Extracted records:
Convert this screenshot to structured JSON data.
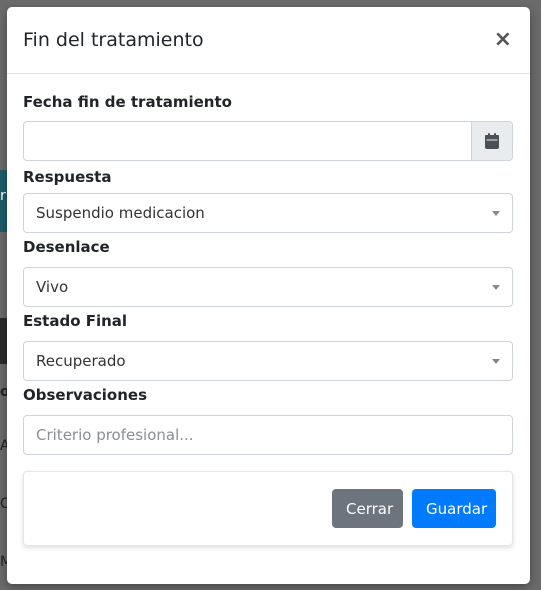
{
  "modal": {
    "title": "Fin del tratamiento",
    "close_symbol": "×"
  },
  "fields": {
    "fecha": {
      "label": "Fecha fin de tratamiento",
      "value": "",
      "icon": "calendar-icon"
    },
    "respuesta": {
      "label": "Respuesta",
      "selected": "Suspendio medicacion"
    },
    "desenlace": {
      "label": "Desenlace",
      "selected": "Vivo"
    },
    "estado_final": {
      "label": "Estado Final",
      "selected": "Recuperado"
    },
    "observaciones": {
      "label": "Observaciones",
      "placeholder": "Criterio profesional..."
    }
  },
  "footer": {
    "cerrar_label": "Cerrar",
    "guardar_label": "Guardar"
  },
  "colors": {
    "primary": "#007bff",
    "secondary": "#6c757d",
    "border": "#ced4da",
    "addon_bg": "#e9ecef"
  },
  "background_fragments": [
    "r",
    "o",
    "A",
    "C",
    "M"
  ]
}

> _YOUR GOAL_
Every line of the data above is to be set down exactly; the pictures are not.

> _ANSWER TO THE PROBLEM_
Convert this screenshot to structured JSON data.
{
  "modal": {
    "title": "Fin del tratamiento",
    "close_symbol": "×"
  },
  "fields": {
    "fecha": {
      "label": "Fecha fin de tratamiento",
      "value": "",
      "icon": "calendar-icon"
    },
    "respuesta": {
      "label": "Respuesta",
      "selected": "Suspendio medicacion"
    },
    "desenlace": {
      "label": "Desenlace",
      "selected": "Vivo"
    },
    "estado_final": {
      "label": "Estado Final",
      "selected": "Recuperado"
    },
    "observaciones": {
      "label": "Observaciones",
      "placeholder": "Criterio profesional..."
    }
  },
  "footer": {
    "cerrar_label": "Cerrar",
    "guardar_label": "Guardar"
  },
  "colors": {
    "primary": "#007bff",
    "secondary": "#6c757d",
    "border": "#ced4da",
    "addon_bg": "#e9ecef"
  },
  "background_fragments": [
    "r",
    "o",
    "A",
    "C",
    "M"
  ]
}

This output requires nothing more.